Records for the task below:

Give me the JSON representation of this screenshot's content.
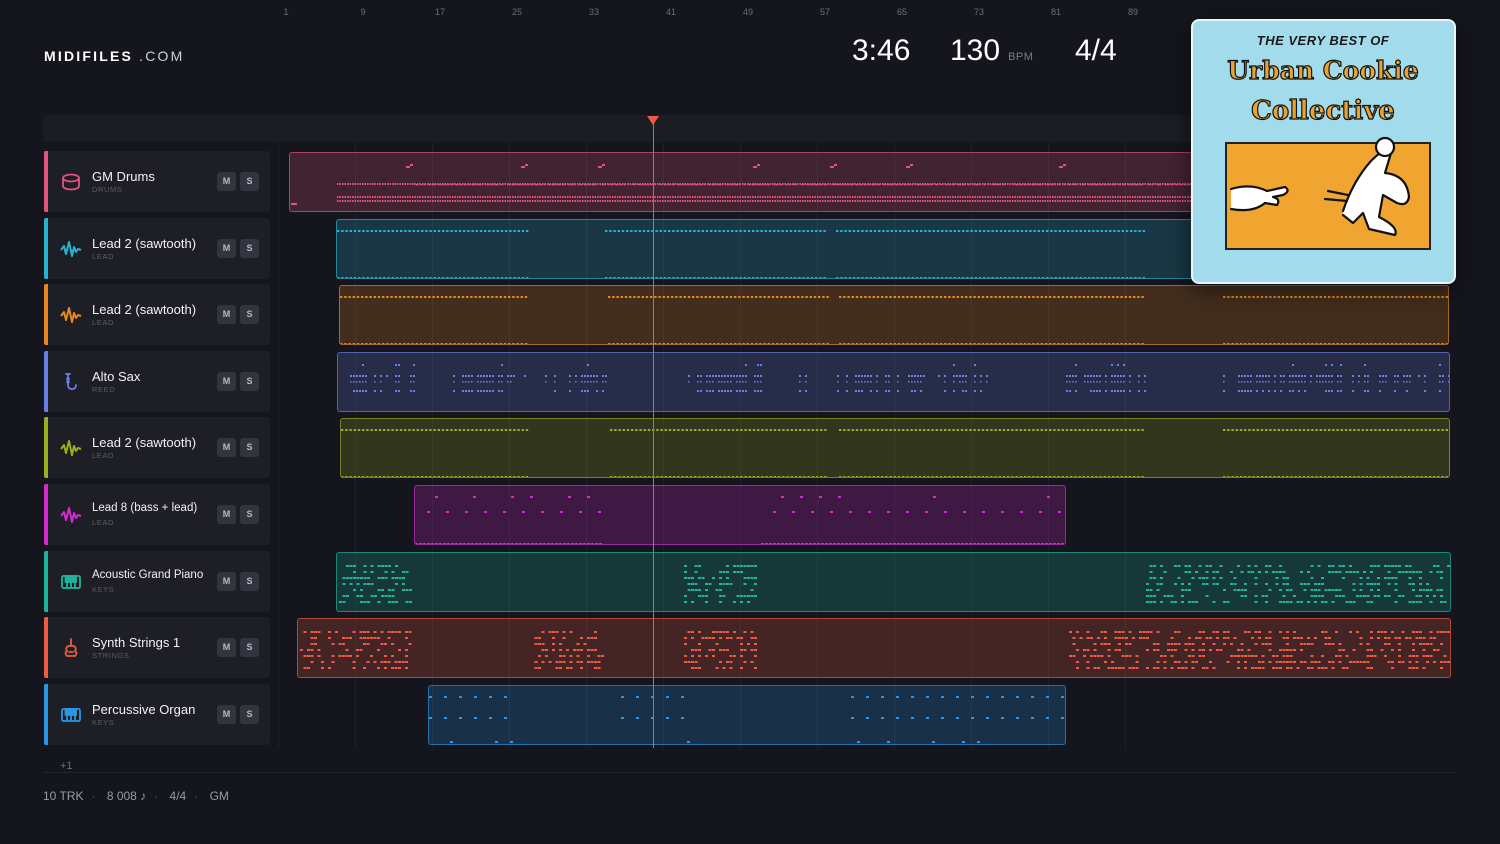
{
  "header": {
    "brand_main": "MIDIFILES",
    "brand_suffix": ".COM",
    "duration": "3:46",
    "tempo": "130",
    "tempo_unit": "BPM",
    "time_signature": "4/4"
  },
  "album": {
    "line1": "THE VERY BEST OF",
    "line2": "Urban Cookie",
    "line3": "Collective"
  },
  "ruler": [
    "1",
    "9",
    "17",
    "25",
    "33",
    "41",
    "49",
    "57",
    "65",
    "73",
    "81",
    "89"
  ],
  "playhead_bar": 41,
  "tracks": [
    {
      "name": "GM Drums",
      "category": "DRUMS",
      "icon": "drum-icon",
      "color": "#e4557e",
      "mute": "M",
      "solo": "S"
    },
    {
      "name": "Lead 2 (sawtooth)",
      "category": "LEAD",
      "icon": "waveform-icon",
      "color": "#27b3d0",
      "mute": "M",
      "solo": "S"
    },
    {
      "name": "Lead 2 (sawtooth)",
      "category": "LEAD",
      "icon": "waveform-icon",
      "color": "#e8871e",
      "mute": "M",
      "solo": "S"
    },
    {
      "name": "Alto Sax",
      "category": "REED",
      "icon": "saxophone-icon",
      "color": "#6b7fe6",
      "mute": "M",
      "solo": "S"
    },
    {
      "name": "Lead 2 (sawtooth)",
      "category": "LEAD",
      "icon": "waveform-icon",
      "color": "#9aae1e",
      "mute": "M",
      "solo": "S"
    },
    {
      "name": "Lead 8 (bass + lead)",
      "category": "LEAD",
      "icon": "waveform-icon",
      "color": "#d52ad0",
      "mute": "M",
      "solo": "S"
    },
    {
      "name": "Acoustic Grand Piano",
      "category": "KEYS",
      "icon": "piano-icon",
      "color": "#1fb59b",
      "mute": "M",
      "solo": "S"
    },
    {
      "name": "Synth Strings 1",
      "category": "STRINGS",
      "icon": "violin-icon",
      "color": "#ee5a42",
      "mute": "M",
      "solo": "S"
    },
    {
      "name": "Percussive Organ",
      "category": "KEYS",
      "icon": "piano-icon",
      "color": "#2a97e4",
      "mute": "M",
      "solo": "S"
    }
  ],
  "more_tracks": "+1",
  "footer": {
    "tracks": "10 TRK",
    "notes": "8 008 ♪",
    "meter": "4/4",
    "standard": "GM"
  },
  "colors": {
    "background": "#15151d",
    "playhead": "#ef5a45"
  }
}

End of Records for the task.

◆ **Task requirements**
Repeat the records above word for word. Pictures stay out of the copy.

◆ **Task answer**
Give me the JSON representation of this screenshot's content.
{
  "header": {
    "brand_main": "MIDIFILES",
    "brand_suffix": ".COM",
    "duration": "3:46",
    "tempo": "130",
    "tempo_unit": "BPM",
    "time_signature": "4/4"
  },
  "album": {
    "line1": "THE VERY BEST OF",
    "line2": "Urban Cookie",
    "line3": "Collective"
  },
  "ruler": [
    "1",
    "9",
    "17",
    "25",
    "33",
    "41",
    "49",
    "57",
    "65",
    "73",
    "81",
    "89"
  ],
  "playhead_bar": 41,
  "tracks": [
    {
      "name": "GM Drums",
      "category": "DRUMS",
      "icon": "drum-icon",
      "color": "#e4557e",
      "mute": "M",
      "solo": "S"
    },
    {
      "name": "Lead 2 (sawtooth)",
      "category": "LEAD",
      "icon": "waveform-icon",
      "color": "#27b3d0",
      "mute": "M",
      "solo": "S"
    },
    {
      "name": "Lead 2 (sawtooth)",
      "category": "LEAD",
      "icon": "waveform-icon",
      "color": "#e8871e",
      "mute": "M",
      "solo": "S"
    },
    {
      "name": "Alto Sax",
      "category": "REED",
      "icon": "saxophone-icon",
      "color": "#6b7fe6",
      "mute": "M",
      "solo": "S"
    },
    {
      "name": "Lead 2 (sawtooth)",
      "category": "LEAD",
      "icon": "waveform-icon",
      "color": "#9aae1e",
      "mute": "M",
      "solo": "S"
    },
    {
      "name": "Lead 8 (bass + lead)",
      "category": "LEAD",
      "icon": "waveform-icon",
      "color": "#d52ad0",
      "mute": "M",
      "solo": "S"
    },
    {
      "name": "Acoustic Grand Piano",
      "category": "KEYS",
      "icon": "piano-icon",
      "color": "#1fb59b",
      "mute": "M",
      "solo": "S"
    },
    {
      "name": "Synth Strings 1",
      "category": "STRINGS",
      "icon": "violin-icon",
      "color": "#ee5a42",
      "mute": "M",
      "solo": "S"
    },
    {
      "name": "Percussive Organ",
      "category": "KEYS",
      "icon": "piano-icon",
      "color": "#2a97e4",
      "mute": "M",
      "solo": "S"
    }
  ],
  "more_tracks": "+1",
  "footer": {
    "tracks": "10 TRK",
    "notes": "8 008 ♪",
    "meter": "4/4",
    "standard": "GM"
  },
  "colors": {
    "background": "#15151d",
    "playhead": "#ef5a45"
  }
}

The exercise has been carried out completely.